Alexander Phimister Proctor began the model for this sculpture in New York—basing it on his memories of cougars in the Colorado Rockies and his observations of big cats in the Central Park Zoo—and finished it in Paris after moving there to study. Proctor thus distilled multiple observations of diverse big cats to create this panther, whose expressive power he restrained within a bronze meant for display in the home.

Eugène Delacroix
Lion Hunt
Oil paint on canvas
36⅛ × 46¼ in.
Museum of Fine Arts, Boston: S. A. Denio Collection—Sylvanus Adams Denio Fund and General Income, 95.179. Photograph © 2023 Museum of Fine Arts, Boston

Although the figures in this painting wear a mixture of North African and eastern Mediterranean clothing, Eugène Delacroix never observed a hunt during his 1832 trip to North Africa. Inspired by Old Master hunting scenes, Delacroix studied caged lions with his friend Antoine-Louis Barye at the Parisian Jardin des Plantes to create dynamic compositions whose fluid lines, bright colors, and thrilling subjects reinforce ideas of the “Orient” as a dramatic and savage place.

Charles Marion Russell
The Buffalo Hunt (Wild Meat for Wild Men)
Oil paint on canvas
24⅛ × 36⅛ in.
Courtesy Sid Richardson Museum, Fort Worth, Texas

By the 1880s, when Russell moved to Montana, the buffalo hunt was a thing of the past, with bison on the edge of extinction and Indigenous nations forced onto reservations. Relying on past artists, stories told by Blackfeet elders, and his observations and imagination, Russell produced representations of bison hunts in watercolor, oil, and bronze throughout his career. These reflect nostalgia for what Russell perceived as a simpler and more authentic past and his respect for Indigenous history and culture.

Near East to Far West: Fictions of French and American Colonialism is organized by the Denver Art Museum. It has been made possible in part by a major grant from the National Endowment for the Humanities: Democracy demands wisdom.

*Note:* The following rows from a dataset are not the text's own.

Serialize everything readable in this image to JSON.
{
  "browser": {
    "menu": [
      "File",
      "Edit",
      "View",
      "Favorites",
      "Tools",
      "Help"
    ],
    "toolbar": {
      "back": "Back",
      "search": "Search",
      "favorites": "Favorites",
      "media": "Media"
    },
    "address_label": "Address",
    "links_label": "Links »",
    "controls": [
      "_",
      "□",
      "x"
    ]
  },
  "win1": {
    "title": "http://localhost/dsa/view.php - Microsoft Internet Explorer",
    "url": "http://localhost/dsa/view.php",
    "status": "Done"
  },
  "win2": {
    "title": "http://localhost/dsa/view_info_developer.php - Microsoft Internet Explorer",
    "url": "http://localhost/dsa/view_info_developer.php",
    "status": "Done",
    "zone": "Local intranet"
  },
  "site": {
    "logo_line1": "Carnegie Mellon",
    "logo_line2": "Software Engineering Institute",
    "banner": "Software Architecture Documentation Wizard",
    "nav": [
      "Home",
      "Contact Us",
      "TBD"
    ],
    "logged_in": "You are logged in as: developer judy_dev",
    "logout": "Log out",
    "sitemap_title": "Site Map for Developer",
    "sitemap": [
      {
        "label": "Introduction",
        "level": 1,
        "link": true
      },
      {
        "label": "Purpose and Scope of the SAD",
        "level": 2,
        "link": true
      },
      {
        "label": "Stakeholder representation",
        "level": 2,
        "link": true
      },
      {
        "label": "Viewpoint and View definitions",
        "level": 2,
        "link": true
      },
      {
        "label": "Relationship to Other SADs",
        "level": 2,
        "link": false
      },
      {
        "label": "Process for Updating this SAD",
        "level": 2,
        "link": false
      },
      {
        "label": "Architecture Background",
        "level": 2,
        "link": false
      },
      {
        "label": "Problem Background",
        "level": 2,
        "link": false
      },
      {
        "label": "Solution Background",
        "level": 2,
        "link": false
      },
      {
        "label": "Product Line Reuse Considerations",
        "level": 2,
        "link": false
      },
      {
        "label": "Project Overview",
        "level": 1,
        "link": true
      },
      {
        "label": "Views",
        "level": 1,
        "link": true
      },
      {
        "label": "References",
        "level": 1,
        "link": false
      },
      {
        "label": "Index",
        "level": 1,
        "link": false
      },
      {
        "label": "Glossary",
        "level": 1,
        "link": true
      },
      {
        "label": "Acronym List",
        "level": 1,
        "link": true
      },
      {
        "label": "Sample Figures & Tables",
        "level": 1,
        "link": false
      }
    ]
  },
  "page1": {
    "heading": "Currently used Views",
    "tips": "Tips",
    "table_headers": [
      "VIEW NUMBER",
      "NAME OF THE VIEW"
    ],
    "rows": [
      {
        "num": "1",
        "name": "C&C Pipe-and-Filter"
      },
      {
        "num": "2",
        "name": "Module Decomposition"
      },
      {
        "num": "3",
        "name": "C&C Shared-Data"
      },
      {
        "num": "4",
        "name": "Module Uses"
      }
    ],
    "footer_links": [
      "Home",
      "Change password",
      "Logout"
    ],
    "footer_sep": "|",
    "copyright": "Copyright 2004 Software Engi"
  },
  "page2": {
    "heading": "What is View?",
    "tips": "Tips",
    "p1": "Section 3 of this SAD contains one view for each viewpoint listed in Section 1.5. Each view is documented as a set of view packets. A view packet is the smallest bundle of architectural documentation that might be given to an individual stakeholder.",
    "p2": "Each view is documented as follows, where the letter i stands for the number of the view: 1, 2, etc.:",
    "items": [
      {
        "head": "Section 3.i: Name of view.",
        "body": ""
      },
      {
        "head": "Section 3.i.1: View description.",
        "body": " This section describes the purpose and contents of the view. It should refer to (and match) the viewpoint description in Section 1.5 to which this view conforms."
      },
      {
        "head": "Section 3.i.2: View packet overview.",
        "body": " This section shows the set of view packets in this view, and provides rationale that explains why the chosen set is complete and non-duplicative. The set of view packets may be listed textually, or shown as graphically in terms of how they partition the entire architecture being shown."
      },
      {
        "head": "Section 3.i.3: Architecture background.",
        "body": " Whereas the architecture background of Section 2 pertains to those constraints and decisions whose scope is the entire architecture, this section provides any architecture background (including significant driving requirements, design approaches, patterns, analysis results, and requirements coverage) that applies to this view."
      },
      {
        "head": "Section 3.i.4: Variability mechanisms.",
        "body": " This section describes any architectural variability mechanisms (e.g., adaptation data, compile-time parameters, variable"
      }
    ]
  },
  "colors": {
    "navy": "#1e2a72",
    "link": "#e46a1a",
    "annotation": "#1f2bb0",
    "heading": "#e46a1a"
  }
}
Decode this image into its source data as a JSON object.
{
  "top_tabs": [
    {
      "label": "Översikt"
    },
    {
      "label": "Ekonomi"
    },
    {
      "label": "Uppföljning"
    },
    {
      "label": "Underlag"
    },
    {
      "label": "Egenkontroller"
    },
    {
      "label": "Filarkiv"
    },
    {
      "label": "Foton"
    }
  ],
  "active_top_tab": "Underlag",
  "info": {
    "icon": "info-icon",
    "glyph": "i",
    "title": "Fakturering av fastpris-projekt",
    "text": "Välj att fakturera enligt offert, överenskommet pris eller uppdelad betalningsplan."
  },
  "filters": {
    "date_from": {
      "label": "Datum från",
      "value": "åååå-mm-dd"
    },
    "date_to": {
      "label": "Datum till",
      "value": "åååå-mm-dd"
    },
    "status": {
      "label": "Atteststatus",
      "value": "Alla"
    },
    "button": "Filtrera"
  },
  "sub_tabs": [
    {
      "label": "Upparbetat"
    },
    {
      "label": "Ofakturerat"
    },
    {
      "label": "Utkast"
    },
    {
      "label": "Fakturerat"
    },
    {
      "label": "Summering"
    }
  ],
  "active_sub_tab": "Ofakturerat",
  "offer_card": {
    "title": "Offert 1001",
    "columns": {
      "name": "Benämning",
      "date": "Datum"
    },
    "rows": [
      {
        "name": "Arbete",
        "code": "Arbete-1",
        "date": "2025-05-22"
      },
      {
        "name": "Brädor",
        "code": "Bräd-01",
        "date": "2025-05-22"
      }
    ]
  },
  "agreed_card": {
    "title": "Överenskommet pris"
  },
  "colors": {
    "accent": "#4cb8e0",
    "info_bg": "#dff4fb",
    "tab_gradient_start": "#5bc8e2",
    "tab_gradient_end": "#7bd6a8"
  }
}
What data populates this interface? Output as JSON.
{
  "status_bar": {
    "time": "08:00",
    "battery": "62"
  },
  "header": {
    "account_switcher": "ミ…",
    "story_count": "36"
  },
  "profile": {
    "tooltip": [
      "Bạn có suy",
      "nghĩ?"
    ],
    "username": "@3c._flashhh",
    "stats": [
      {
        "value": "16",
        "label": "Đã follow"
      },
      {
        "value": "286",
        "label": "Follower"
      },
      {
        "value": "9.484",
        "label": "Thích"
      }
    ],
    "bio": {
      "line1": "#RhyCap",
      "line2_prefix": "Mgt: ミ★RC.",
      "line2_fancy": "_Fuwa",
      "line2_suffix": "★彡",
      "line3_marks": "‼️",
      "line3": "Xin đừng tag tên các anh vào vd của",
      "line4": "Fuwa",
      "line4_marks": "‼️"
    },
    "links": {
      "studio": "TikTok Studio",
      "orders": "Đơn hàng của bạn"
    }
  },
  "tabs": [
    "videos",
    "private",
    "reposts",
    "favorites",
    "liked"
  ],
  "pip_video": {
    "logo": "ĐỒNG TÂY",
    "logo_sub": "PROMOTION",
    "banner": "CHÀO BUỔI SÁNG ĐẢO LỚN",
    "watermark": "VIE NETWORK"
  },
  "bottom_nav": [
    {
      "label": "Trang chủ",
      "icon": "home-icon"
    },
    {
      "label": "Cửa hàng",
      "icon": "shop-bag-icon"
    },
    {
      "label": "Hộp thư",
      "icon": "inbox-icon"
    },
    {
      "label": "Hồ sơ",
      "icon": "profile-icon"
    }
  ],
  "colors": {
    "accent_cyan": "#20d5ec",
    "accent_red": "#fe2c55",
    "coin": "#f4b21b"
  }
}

Research for this exhibition was supported by the Terra Foundation for American Art. It is presented with generous support from Keith and Kathie Finger, the Gladys Krieble Delmas Foundation, Sotheby's, the donors to the Annual Fund Leadership Campaign, and the residents who support the Scientific and Cultural Facilities District (SCFD). Promotional support is provided by 5280 Magazine and CBS Colorado.